(Records from a dataset)
++++++++++

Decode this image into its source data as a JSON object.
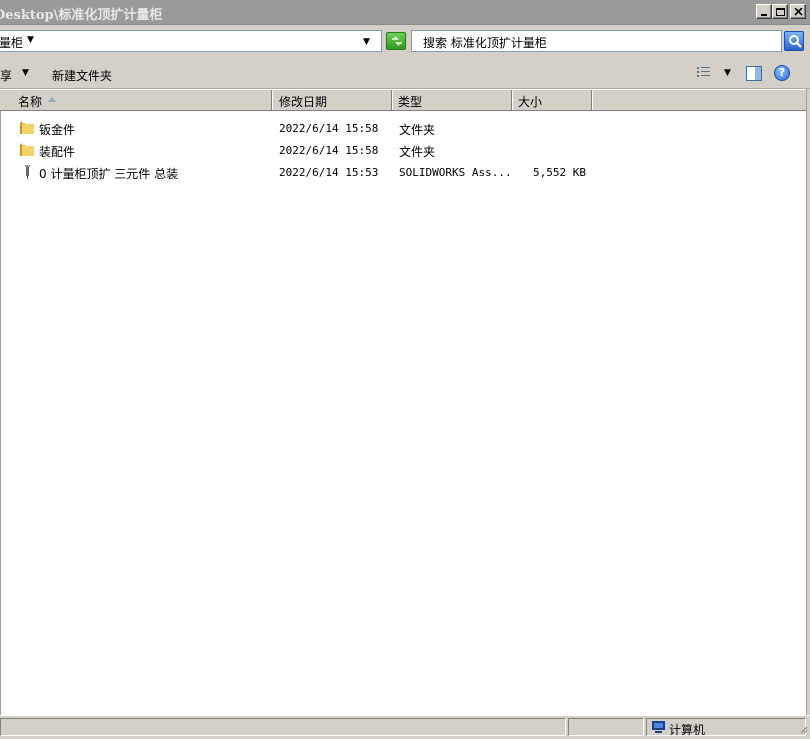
{
  "window": {
    "title": "Desktop\\标准化顶扩计量柜"
  },
  "address": {
    "path": "量柜",
    "search_placeholder": "搜索 标准化顶扩计量柜"
  },
  "toolbar": {
    "share_label": "享",
    "new_folder_label": "新建文件夹"
  },
  "columns": {
    "name": "名称",
    "date": "修改日期",
    "type": "类型",
    "size": "大小"
  },
  "files": [
    {
      "name": "钣金件",
      "date": "2022/6/14 15:58",
      "type": "文件夹",
      "size": "",
      "icon": "folder-icon"
    },
    {
      "name": "装配件",
      "date": "2022/6/14 15:58",
      "type": "文件夹",
      "size": "",
      "icon": "folder-icon"
    },
    {
      "name": "0 计量柜顶扩 三元件 总装",
      "date": "2022/6/14 15:53",
      "type": "SOLIDWORKS Ass...",
      "size": "5,552 KB",
      "icon": "solidworks-assembly-icon"
    }
  ],
  "statusbar": {
    "zone": "计算机"
  },
  "colors": {
    "chrome": "#d4d0c8",
    "titlebar": "#9a9a9a",
    "folder": "#f2c94c"
  }
}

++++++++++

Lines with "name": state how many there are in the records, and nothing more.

4